Color/Appearance:Heartwood color can range from a light pinkish brown to a deep reddish brown. Sapwood is a pale white/yellow. Curly figure or Redwood burl (sometimes referred to as “lace” or by the name Vavona) are occasionally seen.
Grain/Texture:Grain is generally straight, though figured pieces may be be wavy or irregular. Coarse texture and low natural luster.
Endgrain:Resin canals absent; earlywood to latewood transition abrupt, color contrast medium-high; tracheid diameter large-very large; parenchyma diffuse (usually visible with hand lens).
Rot Resistance:Rated as moderately durable to very durable regarding decay resistance. Lumber from old-growth trees tends to be more durable than that from younger second-growth trees.
Workability:Typically easy to work with hand tools or machinery, but planer tearout can occur on figured pieces with curly, wavy, or irregular grain. Glues and finishes well.
Odor:Redwood has a distinct odor when being worked.
Pricing/Availability:Should be in the mid to upper price range as a construction lumber, though clear and/or figured woodworking lumber is likely to be much more expensive.
Sustainability:This wood species is not listed in the CITES Appendices, but is on the IUCN Red List. It is listed as vulnerable due to a population reduction of approximately 40% in the past three generations, caused by a decline in its natural range, and exploitation.
Common Uses:Veneer, construction lumber, beams, posts, decking, exterior furniture, and trim.

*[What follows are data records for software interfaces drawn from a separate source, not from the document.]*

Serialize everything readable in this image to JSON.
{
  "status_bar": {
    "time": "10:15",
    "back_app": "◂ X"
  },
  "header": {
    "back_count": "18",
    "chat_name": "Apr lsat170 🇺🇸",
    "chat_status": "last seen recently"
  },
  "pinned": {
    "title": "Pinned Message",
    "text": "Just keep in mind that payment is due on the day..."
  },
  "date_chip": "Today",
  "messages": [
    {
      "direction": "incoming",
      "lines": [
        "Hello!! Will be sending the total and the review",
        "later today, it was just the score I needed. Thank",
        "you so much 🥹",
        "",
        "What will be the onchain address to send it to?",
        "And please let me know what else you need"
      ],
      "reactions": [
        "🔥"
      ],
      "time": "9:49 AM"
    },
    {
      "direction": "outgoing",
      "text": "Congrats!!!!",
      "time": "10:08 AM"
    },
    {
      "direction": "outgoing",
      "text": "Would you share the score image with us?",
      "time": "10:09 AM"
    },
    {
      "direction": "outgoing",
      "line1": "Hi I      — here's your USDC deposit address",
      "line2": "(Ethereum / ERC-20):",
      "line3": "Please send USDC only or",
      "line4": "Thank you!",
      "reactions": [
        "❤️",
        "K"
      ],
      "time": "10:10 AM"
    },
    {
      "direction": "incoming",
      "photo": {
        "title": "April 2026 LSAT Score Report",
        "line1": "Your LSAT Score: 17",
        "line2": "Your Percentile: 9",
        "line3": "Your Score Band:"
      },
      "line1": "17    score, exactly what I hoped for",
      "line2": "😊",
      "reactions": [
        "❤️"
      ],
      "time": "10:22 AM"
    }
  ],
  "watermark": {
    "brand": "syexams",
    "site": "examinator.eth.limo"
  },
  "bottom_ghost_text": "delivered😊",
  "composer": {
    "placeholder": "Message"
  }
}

Burls and other forms of figured Redwood are also used in turning, musical instruments, and other small specialty items.